● **Problem details**:
Please find the lines in the following records that hold "Cinemas", and copy them.

Page and application data records:
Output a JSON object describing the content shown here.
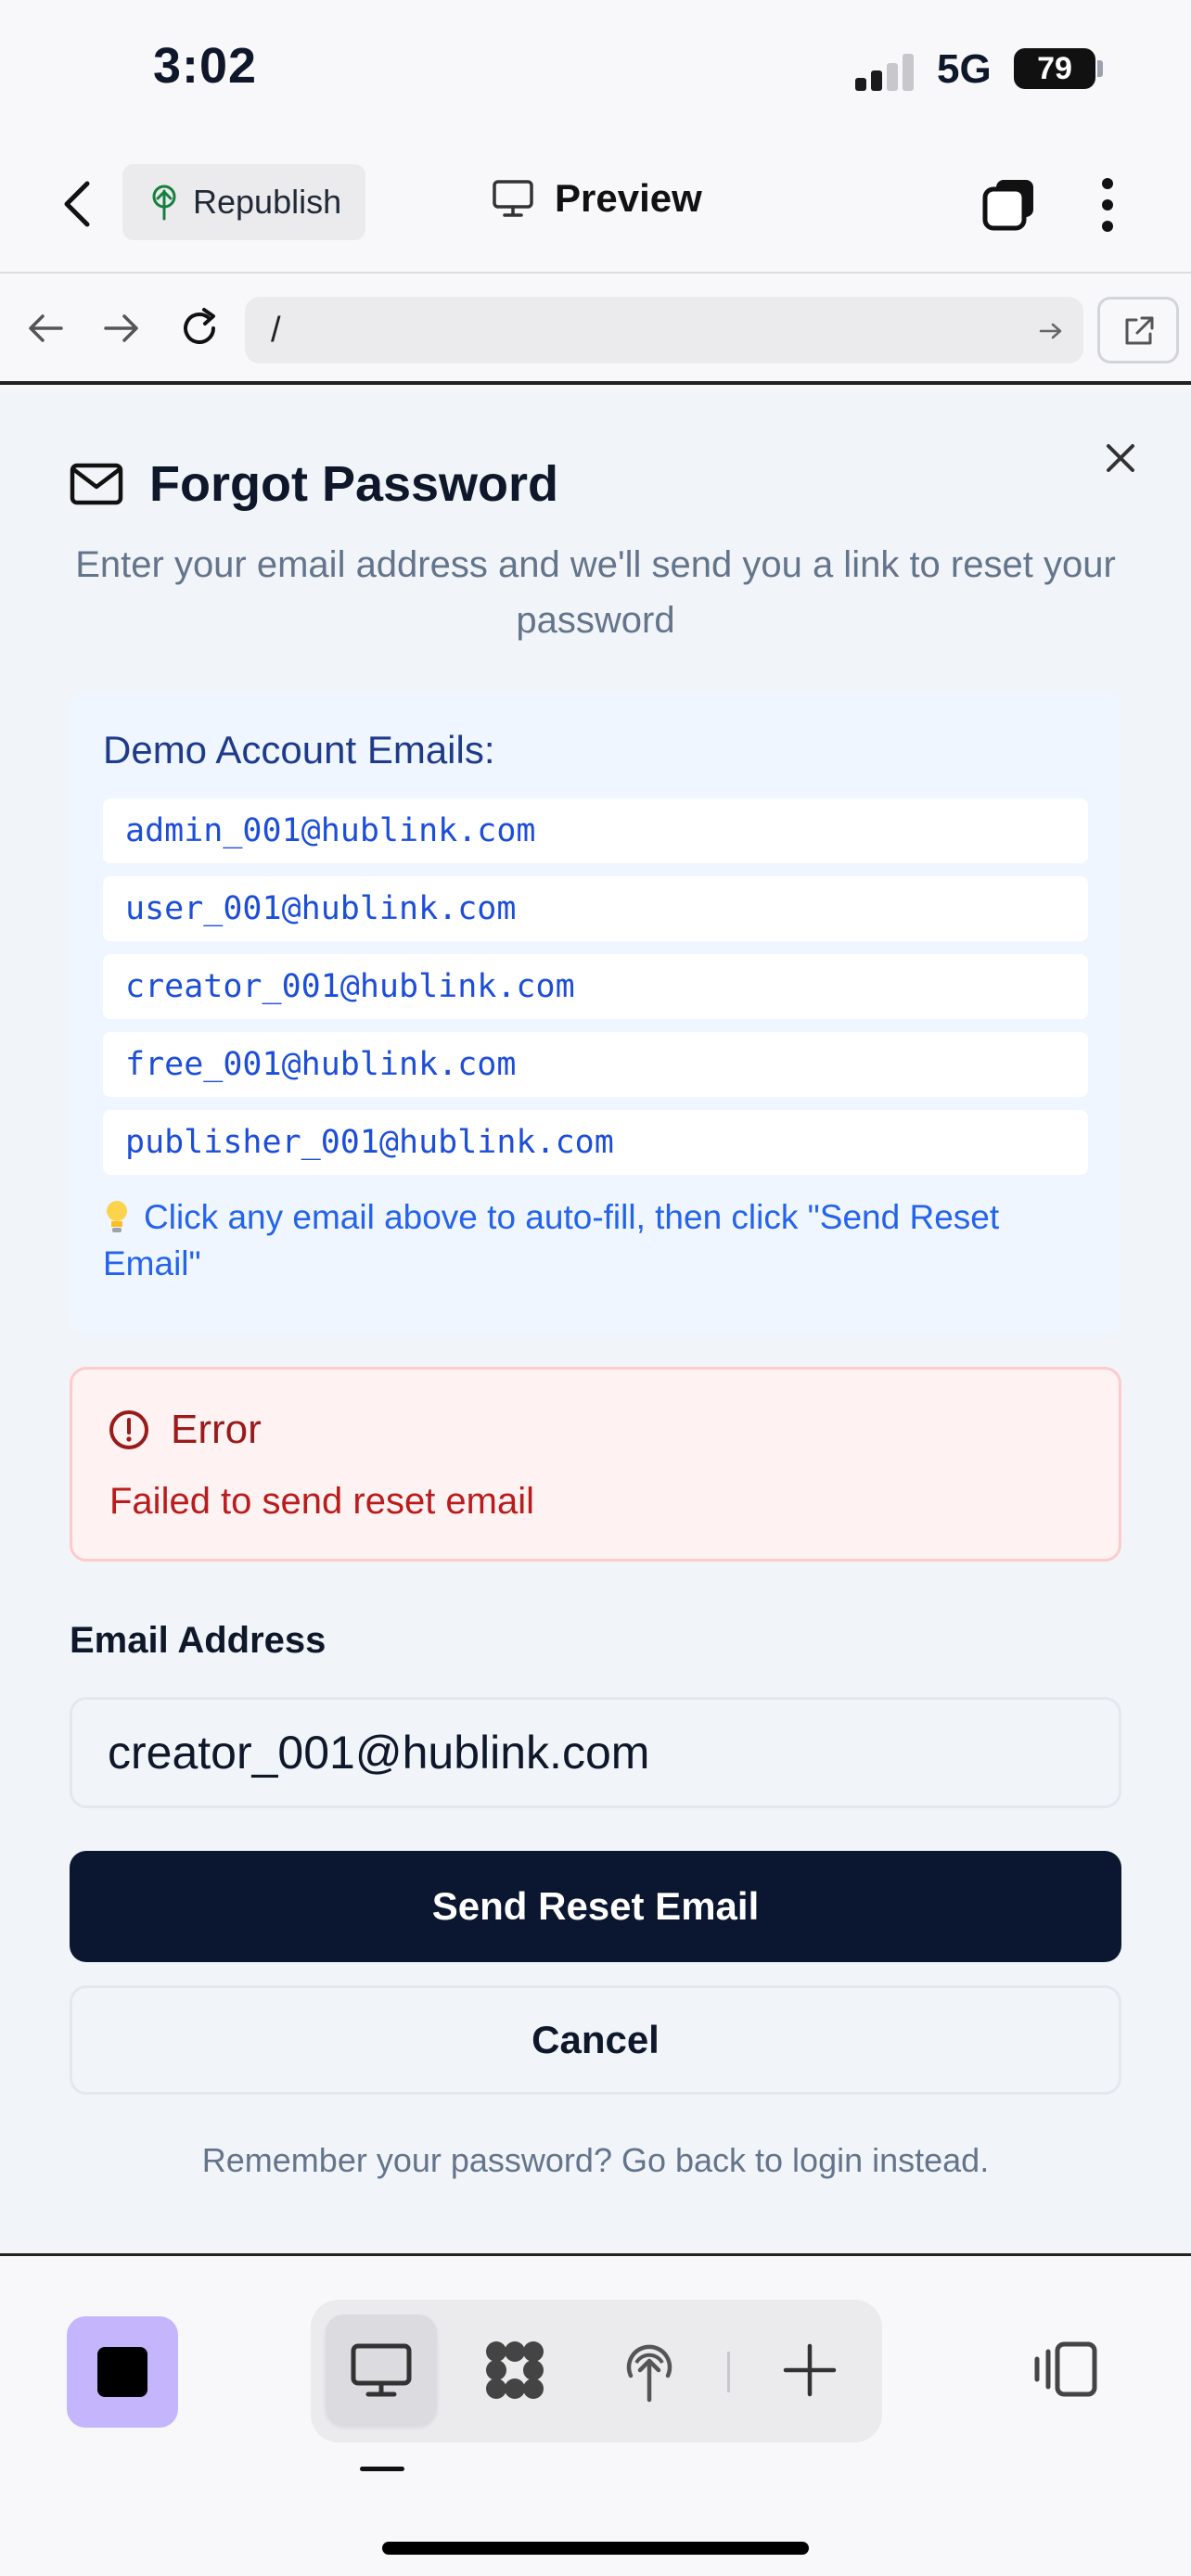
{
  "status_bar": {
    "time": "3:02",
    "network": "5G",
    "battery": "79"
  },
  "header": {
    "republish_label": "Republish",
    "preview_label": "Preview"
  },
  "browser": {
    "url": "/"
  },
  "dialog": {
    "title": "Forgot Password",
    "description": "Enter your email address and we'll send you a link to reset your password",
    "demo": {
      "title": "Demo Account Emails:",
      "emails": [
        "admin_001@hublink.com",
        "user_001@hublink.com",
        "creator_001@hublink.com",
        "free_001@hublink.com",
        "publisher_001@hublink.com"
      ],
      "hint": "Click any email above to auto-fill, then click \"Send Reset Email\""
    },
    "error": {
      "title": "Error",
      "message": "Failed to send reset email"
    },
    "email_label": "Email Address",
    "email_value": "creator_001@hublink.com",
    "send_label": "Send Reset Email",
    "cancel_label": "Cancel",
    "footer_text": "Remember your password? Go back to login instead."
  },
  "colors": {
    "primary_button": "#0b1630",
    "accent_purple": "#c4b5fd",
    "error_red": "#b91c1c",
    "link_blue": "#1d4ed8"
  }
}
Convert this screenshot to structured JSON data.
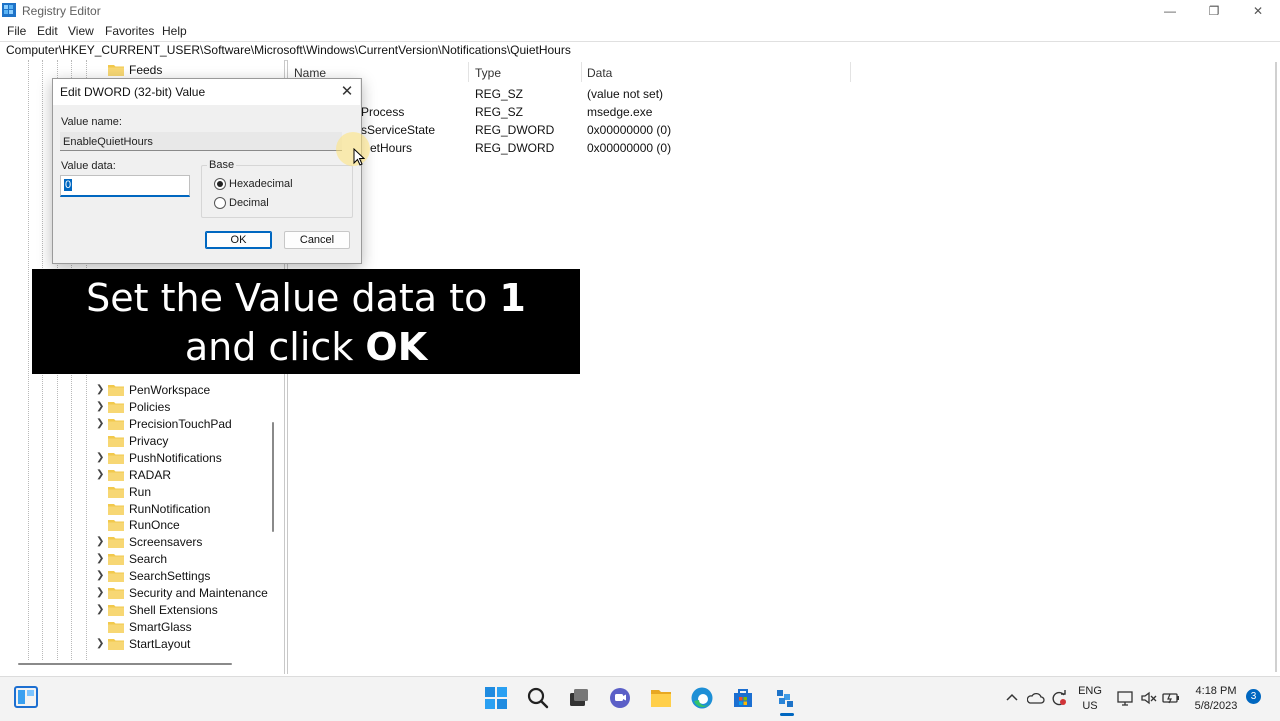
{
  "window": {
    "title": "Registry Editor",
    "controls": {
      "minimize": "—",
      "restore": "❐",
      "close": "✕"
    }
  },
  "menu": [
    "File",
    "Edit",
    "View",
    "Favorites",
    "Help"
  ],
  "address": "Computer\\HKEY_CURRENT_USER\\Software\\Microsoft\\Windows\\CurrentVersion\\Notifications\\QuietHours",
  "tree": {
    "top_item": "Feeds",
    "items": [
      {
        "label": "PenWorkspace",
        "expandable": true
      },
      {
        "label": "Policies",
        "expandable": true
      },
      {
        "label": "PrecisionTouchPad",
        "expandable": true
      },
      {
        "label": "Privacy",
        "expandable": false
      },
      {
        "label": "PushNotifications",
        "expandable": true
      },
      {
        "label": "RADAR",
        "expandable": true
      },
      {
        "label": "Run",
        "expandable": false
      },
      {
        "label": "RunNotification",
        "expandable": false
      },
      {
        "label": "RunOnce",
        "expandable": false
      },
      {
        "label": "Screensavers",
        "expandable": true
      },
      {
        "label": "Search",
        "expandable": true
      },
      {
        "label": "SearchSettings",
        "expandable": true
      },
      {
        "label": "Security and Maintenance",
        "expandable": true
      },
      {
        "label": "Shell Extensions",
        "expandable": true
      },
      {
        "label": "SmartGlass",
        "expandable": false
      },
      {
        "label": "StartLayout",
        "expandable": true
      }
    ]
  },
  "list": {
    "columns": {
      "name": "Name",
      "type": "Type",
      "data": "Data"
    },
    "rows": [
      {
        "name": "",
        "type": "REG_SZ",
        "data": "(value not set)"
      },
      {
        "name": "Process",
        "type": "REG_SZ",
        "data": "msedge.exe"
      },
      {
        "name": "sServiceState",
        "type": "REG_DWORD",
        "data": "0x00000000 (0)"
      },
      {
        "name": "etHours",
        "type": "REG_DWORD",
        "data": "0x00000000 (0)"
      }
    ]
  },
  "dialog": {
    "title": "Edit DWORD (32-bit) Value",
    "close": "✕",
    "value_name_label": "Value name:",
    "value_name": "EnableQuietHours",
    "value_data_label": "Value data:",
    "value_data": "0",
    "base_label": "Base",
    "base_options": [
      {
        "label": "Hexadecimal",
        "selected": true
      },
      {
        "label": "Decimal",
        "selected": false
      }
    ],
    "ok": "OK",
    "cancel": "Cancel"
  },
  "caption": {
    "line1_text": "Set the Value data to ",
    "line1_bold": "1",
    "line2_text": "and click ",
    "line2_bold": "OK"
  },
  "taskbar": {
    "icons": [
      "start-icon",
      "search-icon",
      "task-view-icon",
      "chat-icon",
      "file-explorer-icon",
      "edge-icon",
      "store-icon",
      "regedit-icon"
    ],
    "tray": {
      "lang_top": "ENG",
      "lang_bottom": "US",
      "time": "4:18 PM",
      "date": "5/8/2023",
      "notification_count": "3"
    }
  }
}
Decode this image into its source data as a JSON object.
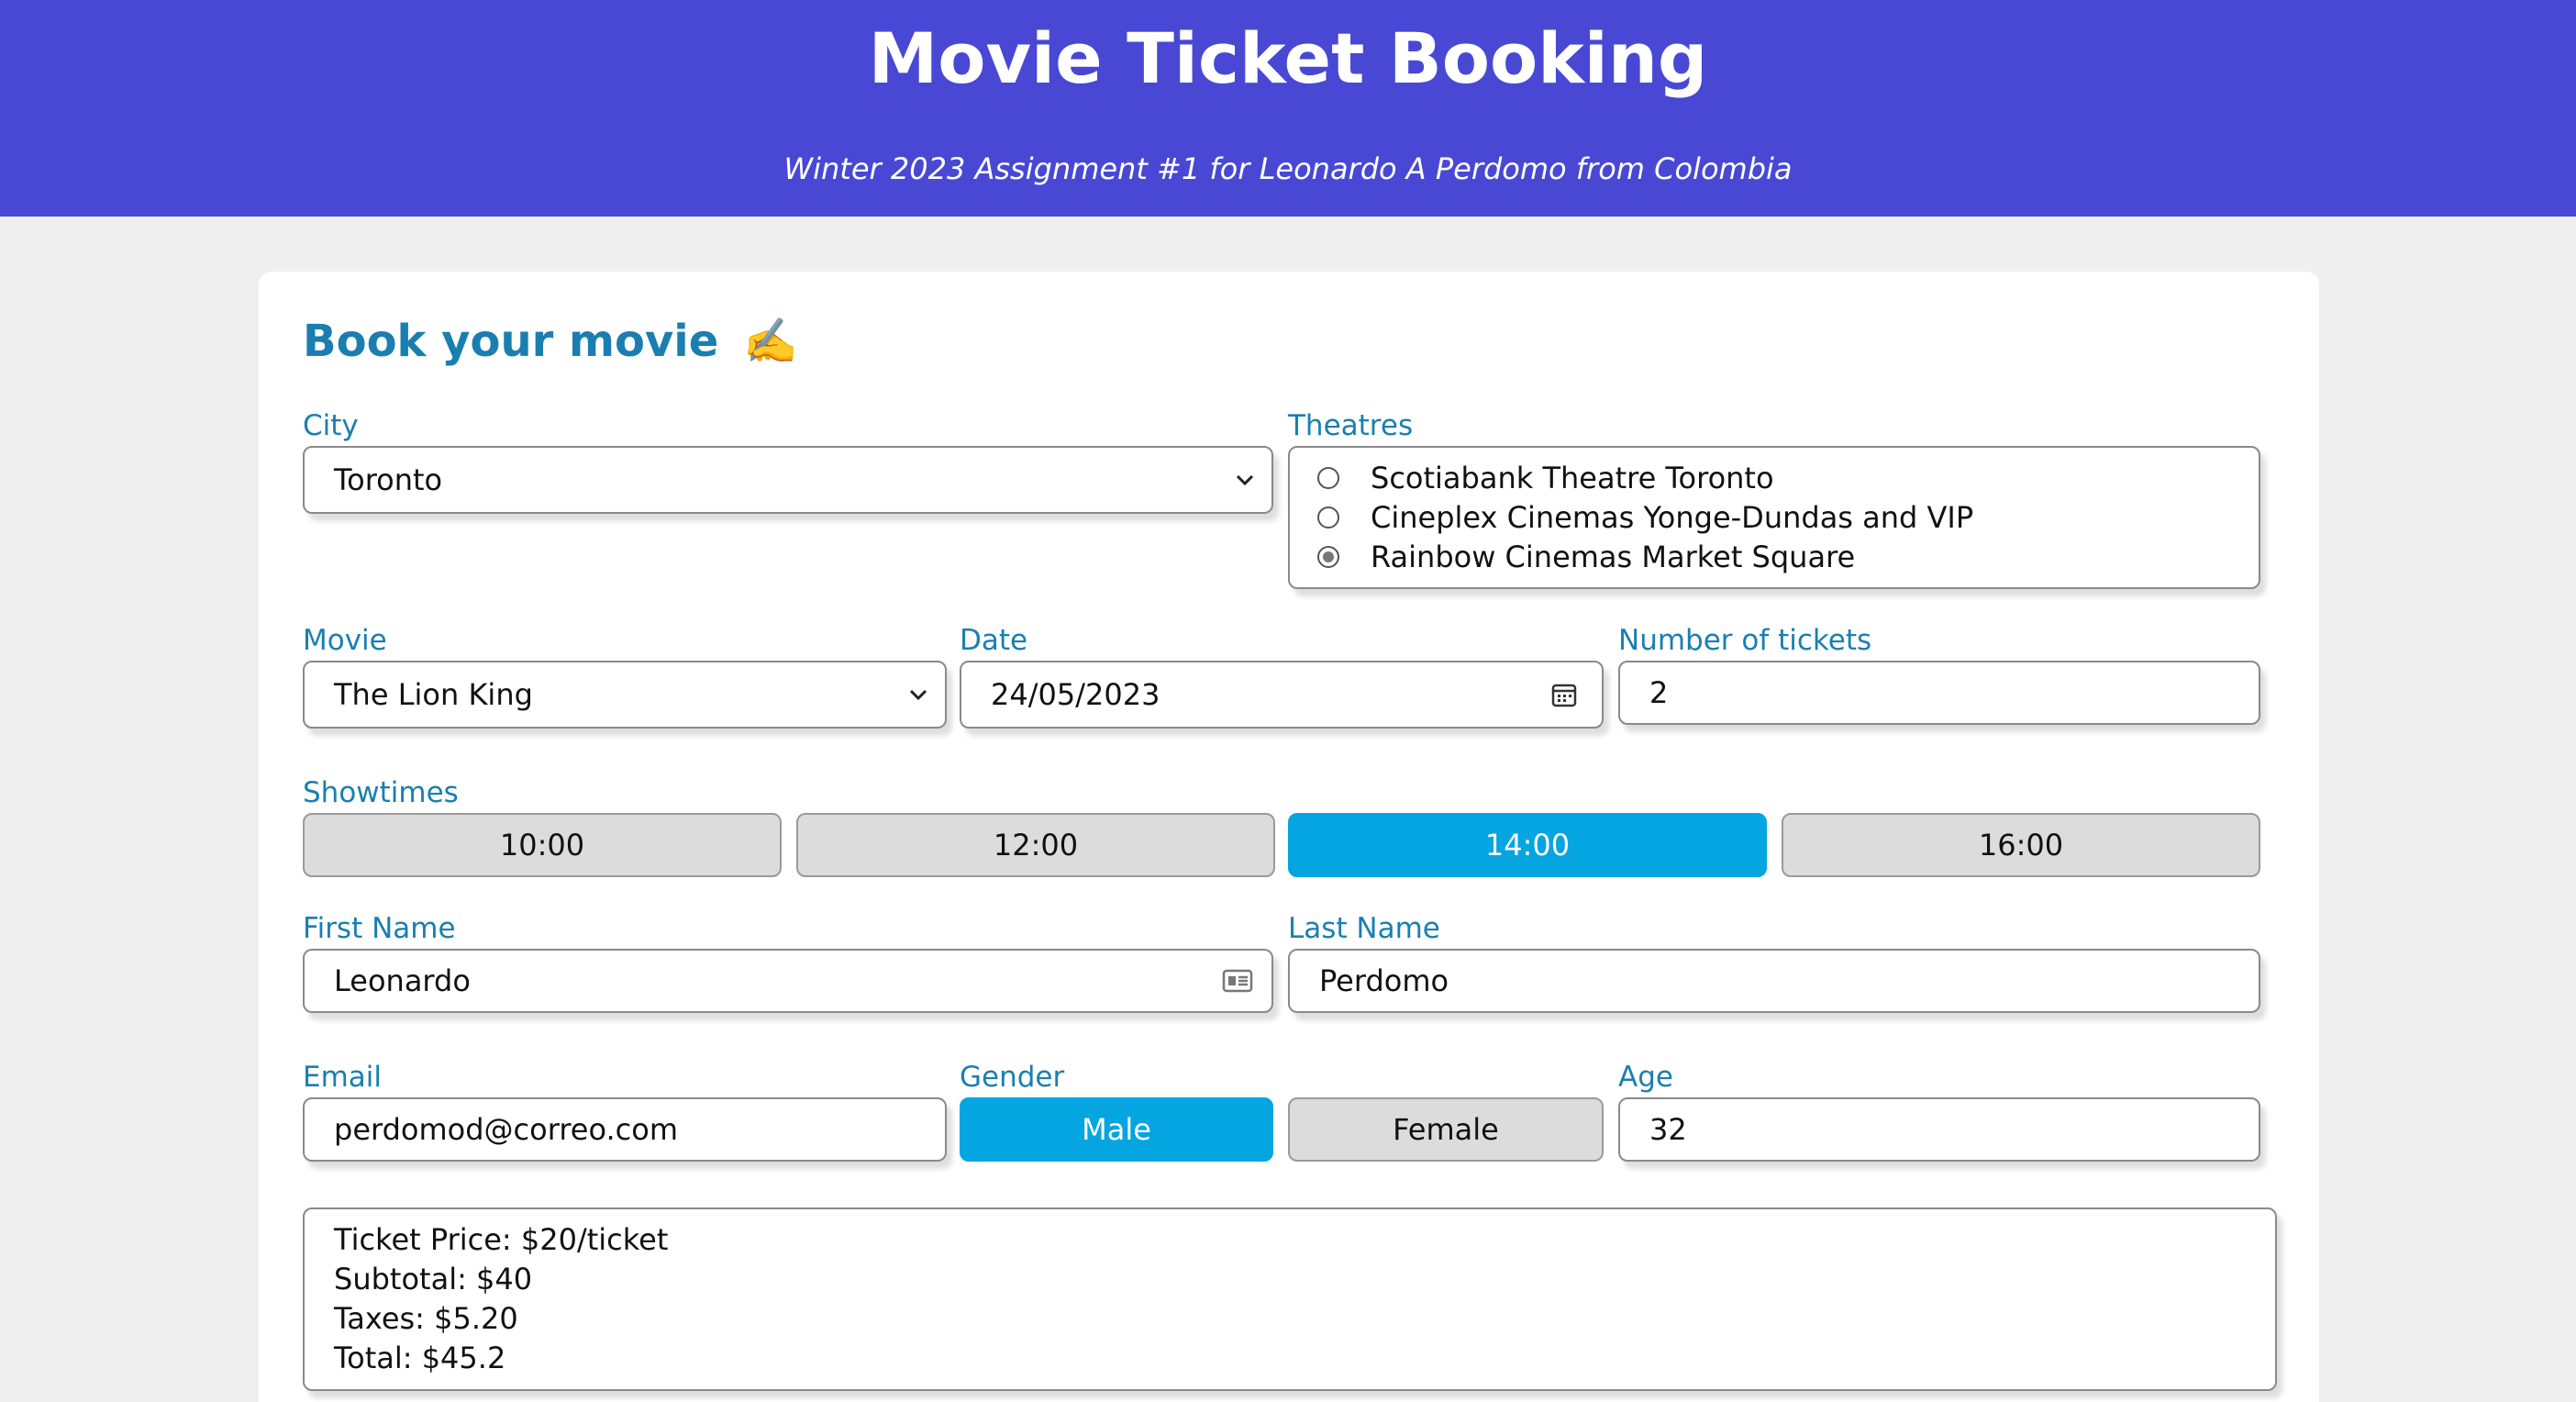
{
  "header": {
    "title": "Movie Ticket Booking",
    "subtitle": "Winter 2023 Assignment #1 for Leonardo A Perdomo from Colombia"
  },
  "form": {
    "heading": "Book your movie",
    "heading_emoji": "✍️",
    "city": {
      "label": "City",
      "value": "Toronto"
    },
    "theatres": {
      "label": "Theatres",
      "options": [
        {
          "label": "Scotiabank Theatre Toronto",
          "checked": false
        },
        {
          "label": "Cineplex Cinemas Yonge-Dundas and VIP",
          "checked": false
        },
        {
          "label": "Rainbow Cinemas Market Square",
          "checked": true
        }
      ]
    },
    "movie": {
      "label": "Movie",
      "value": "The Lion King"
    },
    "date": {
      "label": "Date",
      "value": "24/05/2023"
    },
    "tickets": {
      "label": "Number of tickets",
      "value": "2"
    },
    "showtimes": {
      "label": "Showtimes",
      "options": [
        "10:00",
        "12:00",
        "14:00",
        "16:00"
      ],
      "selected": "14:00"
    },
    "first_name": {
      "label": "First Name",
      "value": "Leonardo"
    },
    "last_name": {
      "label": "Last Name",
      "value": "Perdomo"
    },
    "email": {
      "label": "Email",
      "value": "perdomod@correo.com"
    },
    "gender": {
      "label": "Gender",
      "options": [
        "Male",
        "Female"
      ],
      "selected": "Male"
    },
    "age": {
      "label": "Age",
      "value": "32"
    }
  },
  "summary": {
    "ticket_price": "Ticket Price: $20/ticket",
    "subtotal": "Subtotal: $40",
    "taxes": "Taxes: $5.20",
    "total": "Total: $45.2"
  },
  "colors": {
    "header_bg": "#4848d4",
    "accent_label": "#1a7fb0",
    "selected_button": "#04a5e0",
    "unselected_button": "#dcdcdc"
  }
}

● **Written solution**:
          "label": "Cineplex Cinemas Yonge-Dundas and VIP",
          "label": "Rainbow Cinemas Market Square",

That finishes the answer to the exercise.